If you’re selling in an origin-based sales tax state, you will collect and send sales tax based on the location of the sale. So, for example, if your office is located in Pennsylvania, you will collect sales tax based on Pennsylvania’s tax rate. You will send the tax to Pennsylvania’s taxing authority.
If you have a sales tax nexus in a destination-based state, you will collect and send sales taxes based on the location of the buyer. So, if you go to a trade show in Indiana, you are responsible to collect and send the taxes based on the location of those sales. That sounds simple, but online sellers who sell to many locations will be responsible to collect and send sales taxes based on where they ship the items that they sell. There are more destination-based sales tax states than origin-based states.

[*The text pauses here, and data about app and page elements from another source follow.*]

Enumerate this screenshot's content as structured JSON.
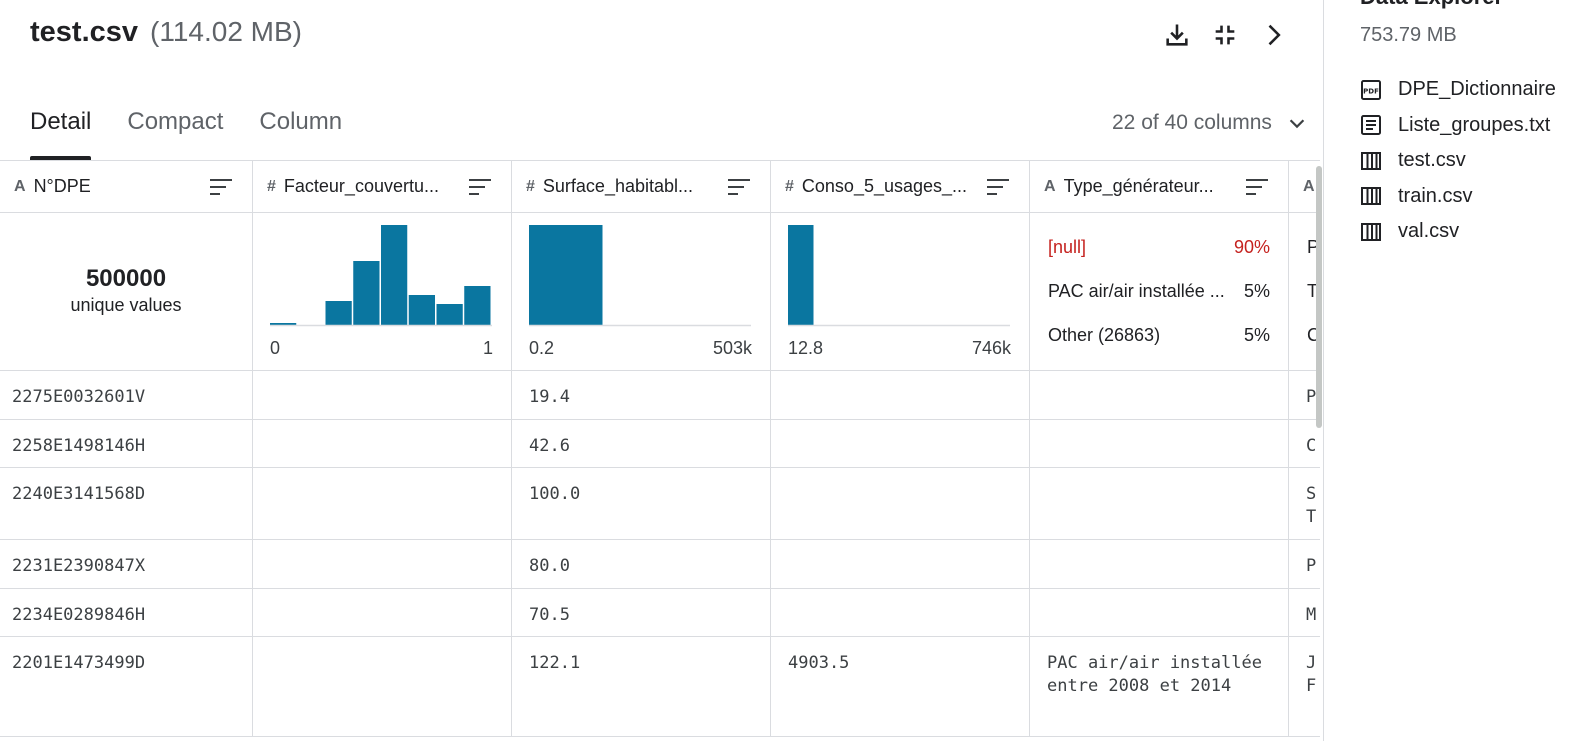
{
  "header": {
    "file_name": "test.csv",
    "file_size": "(114.02 MB)"
  },
  "header_icons": [
    "download-icon",
    "collapse-icon",
    "chevron-right-icon"
  ],
  "tabs": [
    {
      "label": "Detail",
      "active": true
    },
    {
      "label": "Compact",
      "active": false
    },
    {
      "label": "Column",
      "active": false
    }
  ],
  "column_selector": "22 of 40 columns",
  "columns": [
    {
      "type_icon": "A",
      "label": "N°DPE"
    },
    {
      "type_icon": "#",
      "label": "Facteur_couvertu..."
    },
    {
      "type_icon": "#",
      "label": "Surface_habitabl..."
    },
    {
      "type_icon": "#",
      "label": "Conso_5_usages_..."
    },
    {
      "type_icon": "A",
      "label": "Type_générateur..."
    },
    {
      "type_icon": "A",
      "label": ""
    }
  ],
  "summary": {
    "unique": {
      "value": "500000",
      "label": "unique values"
    },
    "hist1": {
      "min": "0",
      "max": "1",
      "bins": [
        0.02,
        0,
        0.24,
        0.64,
        1.0,
        0.3,
        0.21,
        0.39
      ]
    },
    "hist2": {
      "min": "0.2",
      "max": "503k",
      "bins": [
        1.0
      ]
    },
    "hist3": {
      "min": "12.8",
      "max": "746k",
      "bins": [
        1.0
      ]
    },
    "categories": [
      {
        "label": "[null]",
        "pct": "90%",
        "null": true
      },
      {
        "label": "PAC air/air installée ...",
        "pct": "5%",
        "null": false
      },
      {
        "label": "Other (26863)",
        "pct": "5%",
        "null": false
      }
    ],
    "col6_clipped": [
      "P",
      "T",
      "C"
    ]
  },
  "rows": [
    {
      "c0": "2275E0032601V",
      "c1": "",
      "c2": "19.4",
      "c3": "",
      "c4": "",
      "c5": "P"
    },
    {
      "c0": "2258E1498146H",
      "c1": "",
      "c2": "42.6",
      "c3": "",
      "c4": "",
      "c5": "C"
    },
    {
      "c0": "2240E3141568D",
      "c1": "",
      "c2": "100.0",
      "c3": "",
      "c4": "",
      "c5": "S\nT"
    },
    {
      "c0": "2231E2390847X",
      "c1": "",
      "c2": "80.0",
      "c3": "",
      "c4": "",
      "c5": "P"
    },
    {
      "c0": "2234E0289846H",
      "c1": "",
      "c2": "70.5",
      "c3": "",
      "c4": "",
      "c5": "M"
    },
    {
      "c0": "2201E1473499D",
      "c1": "",
      "c2": "122.1",
      "c3": "4903.5",
      "c4": "PAC air/air installée entre 2008 et 2014",
      "c5": "J\nF"
    }
  ],
  "sidebar": {
    "title": "Data Explorer",
    "size": "753.79 MB",
    "files": [
      {
        "name": "DPE_Dictionnaire",
        "icon": "pdf-icon",
        "selected": false
      },
      {
        "name": "Liste_groupes.txt",
        "icon": "text-file-icon",
        "selected": false
      },
      {
        "name": "test.csv",
        "icon": "table-icon",
        "selected": true
      },
      {
        "name": "train.csv",
        "icon": "table-icon",
        "selected": false
      },
      {
        "name": "val.csv",
        "icon": "table-icon",
        "selected": false
      }
    ]
  },
  "colors": {
    "bar": "#0a76a0",
    "null": "#c5221f",
    "border": "#dadce0"
  }
}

The sales tax nexus and different state tax rules are especially important for online and e-commerce businesses. States were understandably concerned that sales were happening in their borders but they weren’t receiving sales tax from them. As a result, sales tax nexus laws have set forth the responsibilities for out-of-state online sellers to collect and send sales tax for any item they sell and ship to those states through their online store.
Before you proceed with getting the resale tax certificate or certificates you need, you must determine which states you’ll need one from. If you’re a local store that doesn’t ship out of state, then you’ll only need a resale certificate from your own state. If you’re an online seller, you can get help from your online marketplace. Marketplaces like Amazon (and others) maintain contact lists for every state where sellers sell and ship items. Don’t neglect the information you’ve learned about sales tax nexus. It will influence which state you’ll need a resale certificate in, and what your responsibilities are in collecting and sending sales tax.
Once you know the states where you need a reseller permit or certificate, then you can start applying for them.
- Get your state’s application form – You can apply online in most cases. It’s free to apply for a resale certificate in most states, but a few charge a small fee.
- Get your required documents together – It’s smart to keep your corporate documents altogether. You can keep them in a secure online folder or in a paper folder. These are some of the basic documents you’ll need when completing applications:
- IRS EIN Number
- Articles of Incorporation or Organization
- Driver’s License or Verified Real ID
- Bank Information
- Names and Addresses of Suppliers/Vendors
- Estimated Sales Revenue
- Complete the form, upload or submit documents, and if necessary, pay the fee.
- Find out if you will need to renew the permit – Some states allow you to use the permit without renewal. Others require regular renewals each year or every few years.
Is a resale certificate the same as a tax-exempt certificate?
Generally these terms are referring to a document or permit that has the same effect: They allow a retailer to avoid paying sales tax on purchasing goods or materials that will later be resold or will be used in a product that will be sold later on. These prevent a retailer from both paying sales tax on the initial purchase as well as remitting sales tax on their final sale.
What is the difference between a seller’s permit and a resale certificate?
A seller’s permit allows you to sell items for retail (to an end customer) or wholesale (to someone who will resell the items). A resale tax certificate allows you to buy wholesale goods and not pay sales tax. It also certifies you to sell items for retail in a specific state, but you will also be required to send the sales tax you collect to the state.